Drop all images and give the records again exactly.

====================

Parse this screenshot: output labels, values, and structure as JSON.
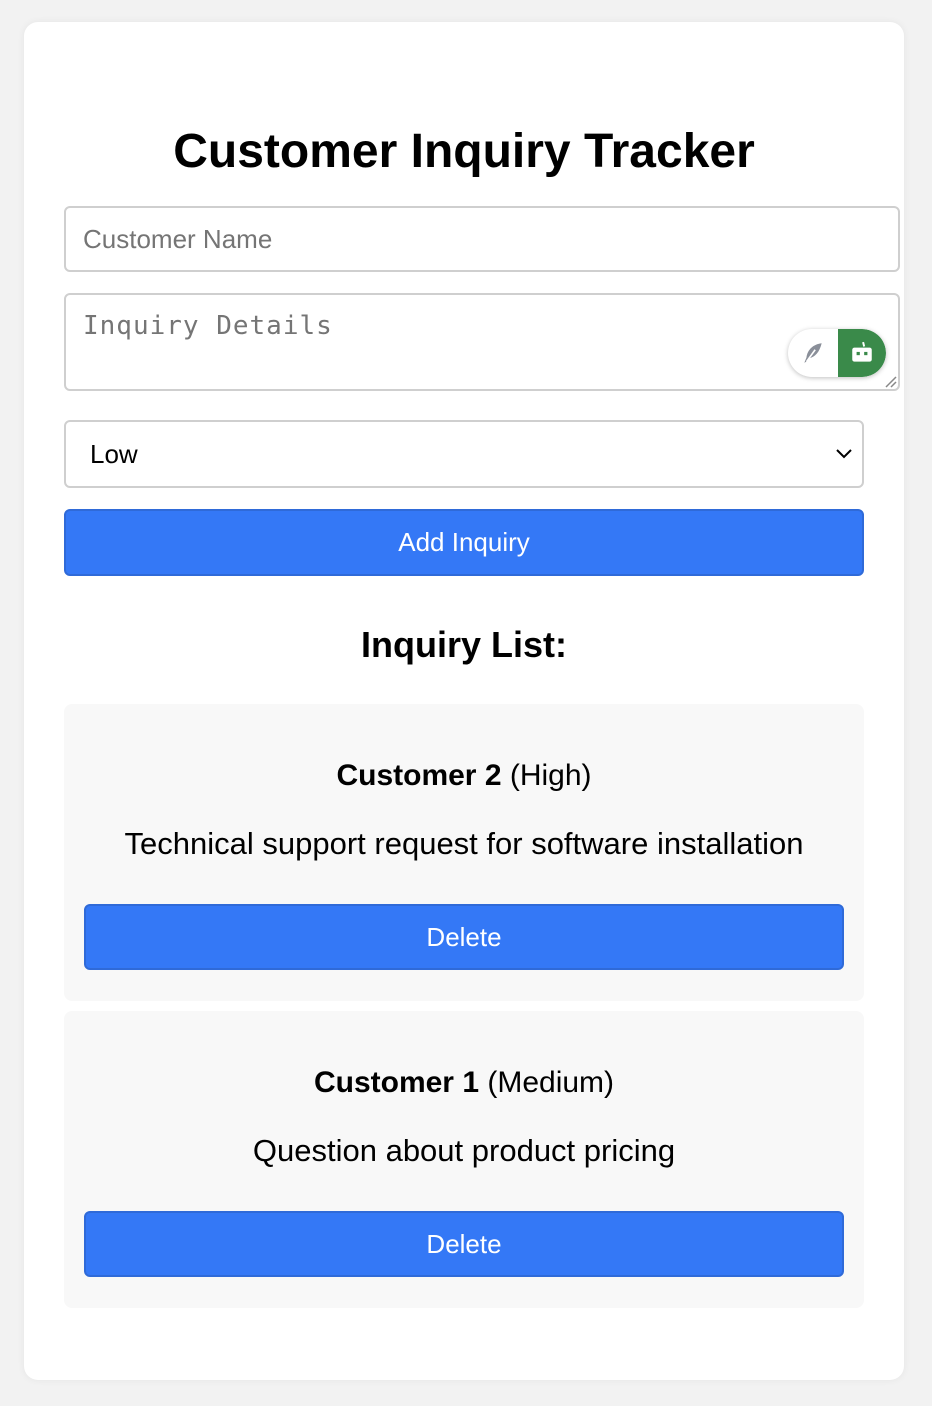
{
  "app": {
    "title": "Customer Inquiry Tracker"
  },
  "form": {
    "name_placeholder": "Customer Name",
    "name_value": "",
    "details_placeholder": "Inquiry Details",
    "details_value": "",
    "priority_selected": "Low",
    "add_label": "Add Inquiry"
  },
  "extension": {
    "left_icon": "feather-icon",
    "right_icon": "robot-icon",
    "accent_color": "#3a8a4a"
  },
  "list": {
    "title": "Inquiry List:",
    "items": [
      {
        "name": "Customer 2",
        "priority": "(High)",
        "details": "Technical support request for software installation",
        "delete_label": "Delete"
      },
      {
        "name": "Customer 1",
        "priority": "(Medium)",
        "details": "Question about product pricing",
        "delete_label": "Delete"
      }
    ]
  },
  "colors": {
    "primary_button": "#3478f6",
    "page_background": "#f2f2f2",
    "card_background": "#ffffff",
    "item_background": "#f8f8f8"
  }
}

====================

> _Solution for this exercise_:
Parse this screenshot: output labels, values, and structure as JSON.
{
  "app": {
    "title": "Customer Inquiry Tracker"
  },
  "form": {
    "name_placeholder": "Customer Name",
    "name_value": "",
    "details_placeholder": "Inquiry Details",
    "details_value": "",
    "priority_selected": "Low",
    "add_label": "Add Inquiry"
  },
  "extension": {
    "left_icon": "feather-icon",
    "right_icon": "robot-icon",
    "accent_color": "#3a8a4a"
  },
  "list": {
    "title": "Inquiry List:",
    "items": [
      {
        "name": "Customer 2",
        "priority": "(High)",
        "details": "Technical support request for software installation",
        "delete_label": "Delete"
      },
      {
        "name": "Customer 1",
        "priority": "(Medium)",
        "details": "Question about product pricing",
        "delete_label": "Delete"
      }
    ]
  },
  "colors": {
    "primary_button": "#3478f6",
    "page_background": "#f2f2f2",
    "card_background": "#ffffff",
    "item_background": "#f8f8f8"
  }
}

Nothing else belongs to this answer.